Feds may further target fuel as national carbon tax looms
Posted: October 20, 2016 by Dave Nesseth
MONCTON, NB – Climate change is fundamentally altering the way companies are doing business, a leading climate researcher told the trucking industry Wednesday about Canada’s move towards a national carbon tax framework where polluters pay.
Earlier in October, the federal government indicated that all provinces must have a carbon pricing plan in place by 2018 that meets a minimum of $10 per tonne, rising by $10 per year to a cost of $50 per tonne of emitted carbon dioxide by 2022.
As Canada’s second worst offender for greenhouse gas emissions (GHG), the transportation industry comprises 23% of the country’s annual GHG output. Within the sector, freight trucking accounts for more than 54 megatonnes of GHGs each year, specifically representing 7.5% of Canada’s annual GHG emission total, according to Environment Canada. GHGs are gases that allow allow heat from the sun to enter the Earth’s atmosphere, but prevents it from exiting, like a greenhouse.
Joe Rogers, Delphi Group director of research and technology services, who holds a doctorate in chemical engineering, told the Atlantic Provinces Trucking Association’s Transportation Summit in Moncton, NB, that companies are beginning to analyze GHG outputs throughout their supply chain.
“As you go through the supply chain, carriers are only going to represent a piece of that, but I can think of some specific examples of clients who are looking at their carriers because it’s a significant enough a piece of what they do. The issue is how widely you want to cast your net when you’re looking at these issues,” said Rogers from the boutique consulting company.
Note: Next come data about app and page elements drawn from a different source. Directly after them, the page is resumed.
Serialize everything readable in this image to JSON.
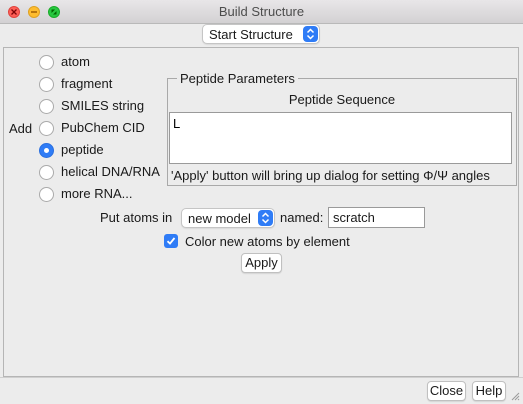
{
  "window": {
    "title": "Build Structure"
  },
  "top": {
    "structure_menu": "Start Structure"
  },
  "add": {
    "label": "Add",
    "options": [
      {
        "label": "atom",
        "selected": false
      },
      {
        "label": "fragment",
        "selected": false
      },
      {
        "label": "SMILES string",
        "selected": false
      },
      {
        "label": "PubChem CID",
        "selected": false
      },
      {
        "label": "peptide",
        "selected": true
      },
      {
        "label": "helical DNA/RNA",
        "selected": false
      },
      {
        "label": "more RNA...",
        "selected": false
      }
    ]
  },
  "peptide": {
    "group_title": "Peptide Parameters",
    "sequence_header": "Peptide Sequence",
    "sequence_value": "L",
    "hint": "'Apply' button will bring up dialog for setting Φ/Ψ angles"
  },
  "put_atoms": {
    "label": "Put atoms in",
    "model_menu": "new model",
    "named_label": "named:",
    "name_value": "scratch"
  },
  "color_option": {
    "label": "Color new atoms by element",
    "checked": true
  },
  "buttons": {
    "apply": "Apply",
    "close": "Close",
    "help": "Help"
  },
  "colors": {
    "accent": "#2f7cf6",
    "window_bg": "#ececec"
  }
}
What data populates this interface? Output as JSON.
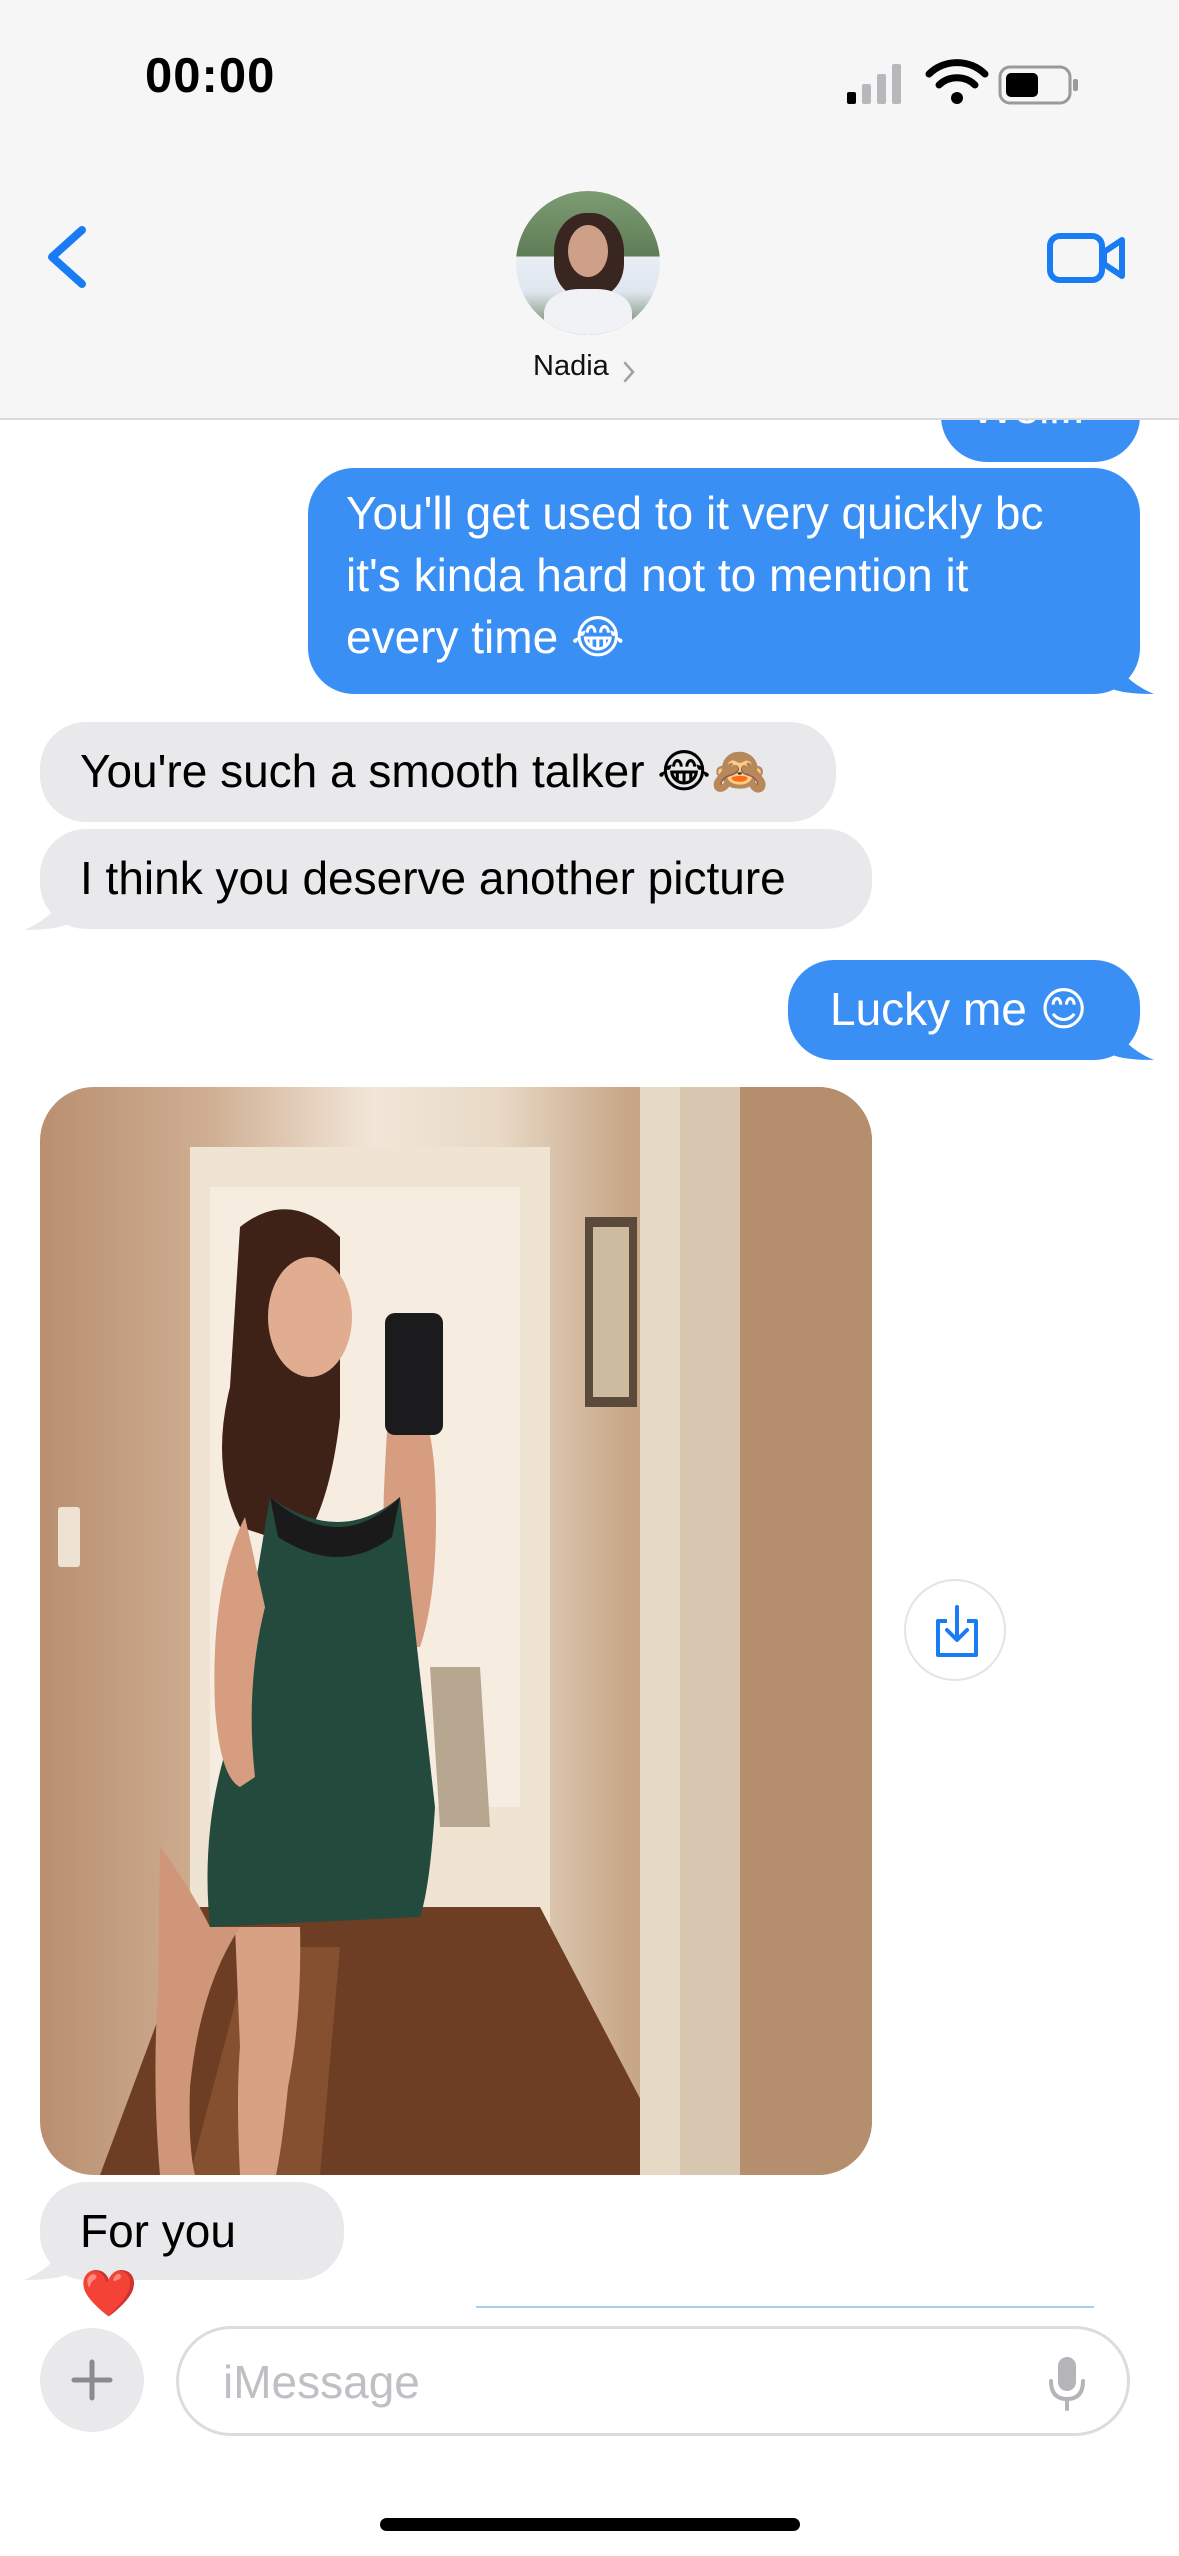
{
  "status_bar": {
    "time": "00:00"
  },
  "header": {
    "contact_name": "Nadia"
  },
  "messages": [
    {
      "side": "sent",
      "text": "Well..",
      "cut_off": true
    },
    {
      "side": "sent",
      "text": "You'll get used to it very quickly bc\nit's kinda hard not to mention it\nevery time 😂"
    },
    {
      "side": "received",
      "text": "You're such a smooth talker 😂🙈"
    },
    {
      "side": "received",
      "text": "I think you deserve another picture"
    },
    {
      "side": "sent",
      "text": "Lucky me 😊"
    },
    {
      "side": "received",
      "type": "photo",
      "alt": "photo"
    },
    {
      "side": "received",
      "text": "For you ❤️"
    }
  ],
  "input": {
    "placeholder": "iMessage"
  },
  "icons": {
    "back": "chevron-left-icon",
    "video": "video-camera-icon",
    "save": "download-icon",
    "plus": "plus-icon",
    "mic": "microphone-icon"
  },
  "colors": {
    "sent_bubble": "#3a8ff5",
    "received_bubble": "#e9e9eb",
    "accent": "#1a7cf5"
  }
}
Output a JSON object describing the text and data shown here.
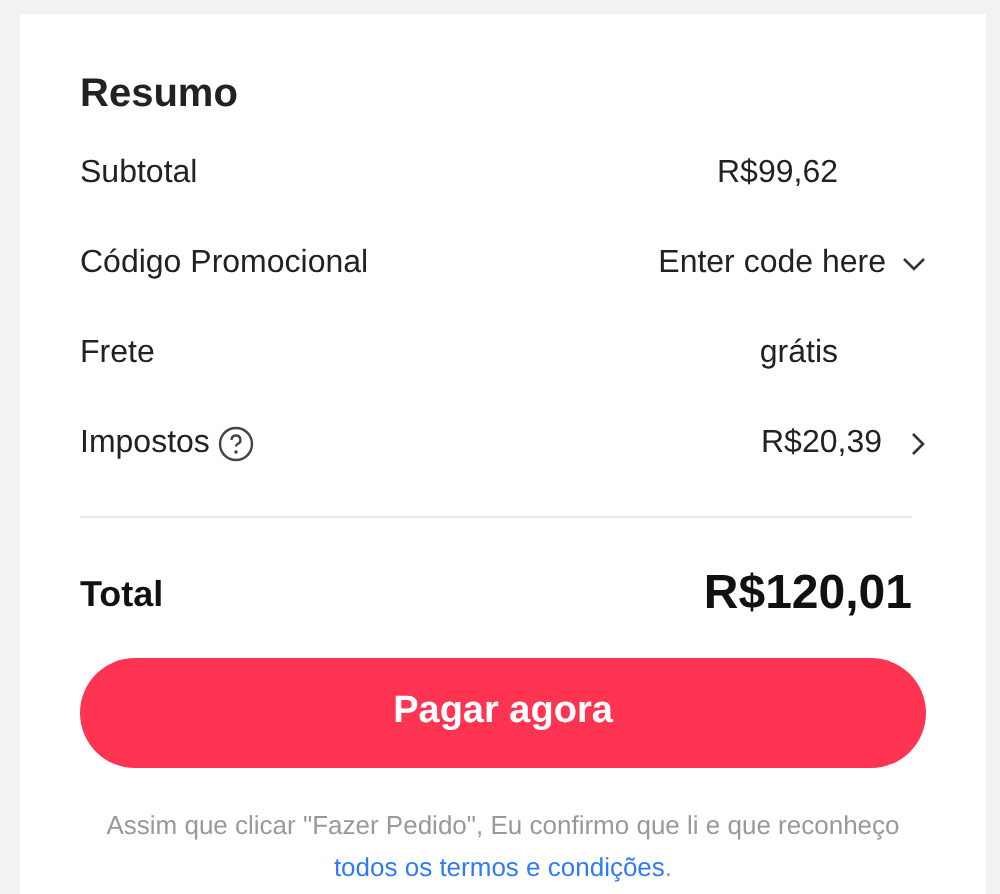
{
  "summary": {
    "title": "Resumo",
    "rows": [
      {
        "kind": "plain",
        "label": "Subtotal",
        "value": "R$99,62"
      },
      {
        "kind": "promo",
        "label": "Código Promocional",
        "value": "Enter code here"
      },
      {
        "kind": "plain",
        "label": "Frete",
        "value": "grátis"
      },
      {
        "kind": "tax",
        "label": "Impostos",
        "value": "R$20,39"
      }
    ],
    "total": {
      "label": "Total",
      "value": "R$120,01"
    },
    "pay_button": "Pagar agora",
    "notice": {
      "text": "Assim que clicar \"Fazer Pedido\", Eu confirmo que li e que reconheço ",
      "link": "todos os termos e condições",
      "after": "."
    }
  }
}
Rogers said the primary backdrop for Canada’s $37-billion-dollar trucking industry is the reality that fuel comprises some 35% of the industry’s total operating costs. He speculated that the feds could introduce a stricter mandate for minimum renewable fuel content, but even if that doesn’t happen, fuel continues to be a target, and regulations are bound to increase even further if Canada expects to meet its GHG reduction targets, predicts Rogers.
“Everything that’s on the table still does not meet Canada’s target. You end up with gaps between what we say we’re going to do, and what we actually need to do,” warned Rogers, calling it an “ambition gap”. “Fuel consumption is one of the places the government can do more,” he said.
Under the Liberals current plan of introducing a minimum carbon tax of $10 per tonne, it would mean a 3.5 cent increase to the price of diesel in 2018, increasing annually up to an additional 14 cents per litre by 2022, when carbon would be priced at $50 per tonne of carbon dioxide.
“It has been proven that this is a good way to stop major emitters from fuelling climate change and threatening the entire planet,” Prime Minister Justin Trudeau told the House of Commons on Oct. 3, as he unveiled the national carbon tax timeline. The announcement prompted three provincial environment ministers to leave the session.
In the 2016 federal budget, Trudeau allocated $2 billion for a Low-Carbon Economy Fund.
British Columbia, Alberta, Ontario and Quebec already have a direct tax on carbon or utilize a cap and trade framework. Rogers said that while polluters pay a carbon tax equally, a cap and trade system is more focused on isolating where GHG reductions can be made with the smallest financial impact on companies.
Under the new Liberal plan, provinces will be able to maintain their current carbon plan if it meets the minimum of the pending federal carbon plan, or otherwise shows “equivalency of effect”.
“It may be streamlined for Canada in the future, but for now everything will change when you cross a border,” said Rogers, who noted that policy differences may get quite complicated from province to province. “Very significant policies and reductions need to come into place from the world’s largest emitters.”
Revenue raised from the carbon tax is reinvested into green infrastructure, consumer rebates and renewable energy projects.